--- Task material Enclosed Below ---

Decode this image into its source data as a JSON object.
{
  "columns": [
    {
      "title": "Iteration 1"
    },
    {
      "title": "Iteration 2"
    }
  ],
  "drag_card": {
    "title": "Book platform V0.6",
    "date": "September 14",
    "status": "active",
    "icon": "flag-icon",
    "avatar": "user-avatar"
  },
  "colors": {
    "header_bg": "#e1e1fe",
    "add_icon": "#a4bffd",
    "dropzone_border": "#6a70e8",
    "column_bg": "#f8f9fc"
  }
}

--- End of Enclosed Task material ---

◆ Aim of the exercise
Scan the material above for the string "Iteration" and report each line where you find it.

◆ Solution to this exercise
      "title": "Iteration 1"
      "title": "Iteration 2"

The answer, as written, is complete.